At a launch ceremony this week, the Royal New Zealand Navy’s first purpose-built ship in 10 years, HMNZS Aotearoa, finally found herself in her natural environment only eight months after her keel was laid in a South Korean shipyard, the RNZN press office announced on April 25.
HMNZS Aotearoa auxiliary ship was constructed at the Hyundai Heavy Industries dry dock under a USD327 million contract. In 2020, it will replace the Navy’s latest replenishment oiler, HMNZS Endeavour, which was decommissioned in 2017.
“Seeing a ship of this size and capability on the water nearing full completion is a really exciting time for our Navy,” said the Chief of Navy, Rear Admiral David Proctor, during his speech.
“Aotearoa will provide us with a world-class maritime sustainment capability. She is a ship that will carry our nation’s name with pride to all corners of the world as we advance New Zealand’s interests from the sea.”
At 173m long, HMNZS Aotearoa is the largest ship the RNZN have ever had in the fleet. The vessel will carry 9,500 tonnes of fuel enough to ‘fill up’ a frigate like HMNZS TE MANA or TE KAHA 13.87 times. And she’ll be able to carry and operate an RNZAF NH90 helicopter.
She is the first ship to use the Rolls Royce’s Environship design, which includes a new wave-piercing hull for reduced resistance and fuel consumption. Capability features ice-strengthening and ‘winterisation’ for operations in Antarctica.
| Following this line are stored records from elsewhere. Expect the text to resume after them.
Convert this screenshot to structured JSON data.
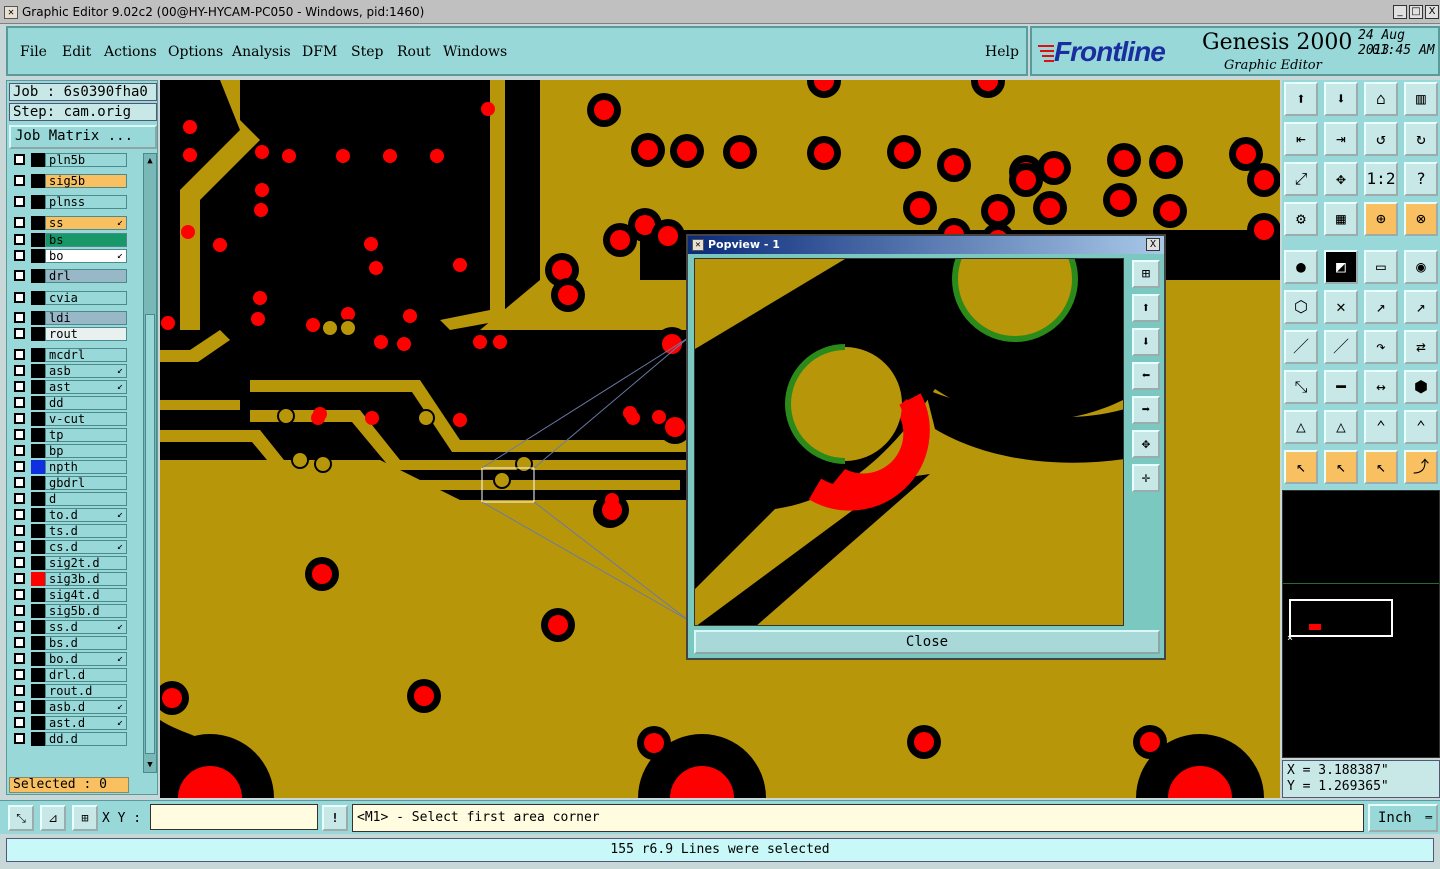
{
  "window": {
    "title": "Graphic Editor 9.02c2 (00@HY-HYCAM-PC050 - Windows, pid:1460)",
    "min": "_",
    "max": "□",
    "close": "X"
  },
  "menu": {
    "file": "File",
    "edit": "Edit",
    "actions": "Actions",
    "options": "Options",
    "analysis": "Analysis",
    "dfm": "DFM",
    "step": "Step",
    "rout": "Rout",
    "windows": "Windows",
    "help": "Help"
  },
  "brand": {
    "logo": "Frontline",
    "product": "Genesis 2000",
    "subtitle": "Graphic Editor",
    "date": "24 Aug 2013",
    "time": "01:45 AM"
  },
  "left_panel": {
    "job": "Job : 6s0390fha0",
    "step": "Step: cam.orig",
    "job_matrix": "Job Matrix ...",
    "selected": "Selected : 0",
    "layers": [
      {
        "name": "pln5b",
        "color": "#98d8d8",
        "swatch": "#000000",
        "mark": ""
      },
      {
        "name": "sig5b",
        "color": "#f8c060",
        "swatch": "#000000",
        "mark": ""
      },
      {
        "name": "plnss",
        "color": "#98d8d8",
        "swatch": "#000000",
        "mark": ""
      },
      {
        "name": "ss",
        "color": "#f8c060",
        "swatch": "#000000",
        "mark": "↙"
      },
      {
        "name": "bs",
        "color": "#189868",
        "swatch": "#000000",
        "mark": ""
      },
      {
        "name": "bo",
        "color": "#ffffff",
        "swatch": "#000000",
        "mark": "↙"
      },
      {
        "name": "drl",
        "color": "#98b8c8",
        "swatch": "#000000",
        "mark": ""
      },
      {
        "name": "cvia",
        "color": "#98d8d8",
        "swatch": "#000000",
        "mark": ""
      },
      {
        "name": "ldi",
        "color": "#98b8c8",
        "swatch": "#000000",
        "mark": ""
      },
      {
        "name": "rout",
        "color": "#e8f0f0",
        "swatch": "#000000",
        "mark": ""
      },
      {
        "name": "mcdrl",
        "color": "#98d8d8",
        "swatch": "#000000",
        "mark": ""
      },
      {
        "name": "asb",
        "color": "#98d8d8",
        "swatch": "#000000",
        "mark": "↙"
      },
      {
        "name": "ast",
        "color": "#98d8d8",
        "swatch": "#000000",
        "mark": "↙"
      },
      {
        "name": "dd",
        "color": "#98d8d8",
        "swatch": "#000000",
        "mark": ""
      },
      {
        "name": "v-cut",
        "color": "#98d8d8",
        "swatch": "#000000",
        "mark": ""
      },
      {
        "name": "tp",
        "color": "#98d8d8",
        "swatch": "#000000",
        "mark": ""
      },
      {
        "name": "bp",
        "color": "#98d8d8",
        "swatch": "#000000",
        "mark": ""
      },
      {
        "name": "npth",
        "color": "#98d8d8",
        "swatch": "#1030e0",
        "mark": ""
      },
      {
        "name": "gbdrl",
        "color": "#98d8d8",
        "swatch": "#000000",
        "mark": ""
      },
      {
        "name": "d",
        "color": "#98d8d8",
        "swatch": "#000000",
        "mark": ""
      },
      {
        "name": "to.d",
        "color": "#98d8d8",
        "swatch": "#000000",
        "mark": "↙"
      },
      {
        "name": "ts.d",
        "color": "#98d8d8",
        "swatch": "#000000",
        "mark": ""
      },
      {
        "name": "cs.d",
        "color": "#98d8d8",
        "swatch": "#000000",
        "mark": "↙"
      },
      {
        "name": "sig2t.d",
        "color": "#98d8d8",
        "swatch": "#000000",
        "mark": ""
      },
      {
        "name": "sig3b.d",
        "color": "#98d8d8",
        "swatch": "#ff0000",
        "mark": ""
      },
      {
        "name": "sig4t.d",
        "color": "#98d8d8",
        "swatch": "#000000",
        "mark": ""
      },
      {
        "name": "sig5b.d",
        "color": "#98d8d8",
        "swatch": "#000000",
        "mark": ""
      },
      {
        "name": "ss.d",
        "color": "#98d8d8",
        "swatch": "#000000",
        "mark": "↙"
      },
      {
        "name": "bs.d",
        "color": "#98d8d8",
        "swatch": "#000000",
        "mark": ""
      },
      {
        "name": "bo.d",
        "color": "#98d8d8",
        "swatch": "#000000",
        "mark": "↙"
      },
      {
        "name": "drl.d",
        "color": "#98d8d8",
        "swatch": "#000000",
        "mark": ""
      },
      {
        "name": "rout.d",
        "color": "#98d8d8",
        "swatch": "#000000",
        "mark": ""
      },
      {
        "name": "asb.d",
        "color": "#98d8d8",
        "swatch": "#000000",
        "mark": "↙"
      },
      {
        "name": "ast.d",
        "color": "#98d8d8",
        "swatch": "#000000",
        "mark": "↙"
      },
      {
        "name": "dd.d",
        "color": "#98d8d8",
        "swatch": "#000000",
        "mark": ""
      }
    ]
  },
  "popup": {
    "title": "Popview - 1",
    "close_x": "X",
    "close_button": "Close"
  },
  "coords": {
    "x": "X = 3.188387\"",
    "y": "Y = 1.269365\""
  },
  "command": {
    "xy_label": "X Y :",
    "xy_value": "",
    "prompt": "<M1> - Select first area corner",
    "unit": "Inch",
    "info_btn": "!"
  },
  "status": "155 r6.9 Lines were selected",
  "colors": {
    "copper": "#b8960a",
    "pad": "#ff0000",
    "panel": "#98d8d8"
  }
}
HMNZS Aotearoa sensors package includes a Farsounder-1000 sonar and SharpEye S and X-Band navigation radars. The two Bergen Main Engines will allow a maximum speed of 16 knots and a range of about 6,400 nm.
HMNZS Aotearoa now begins six months of fit out before her formal naming ceremony in October in Ulsan, South Korea, attended by the Governor-General of New Zealand and the ship sponsor, Dame Patsy Reddy. The Commissioning of the ship will take place at the Devonport Naval Base in Auckland in early 2020.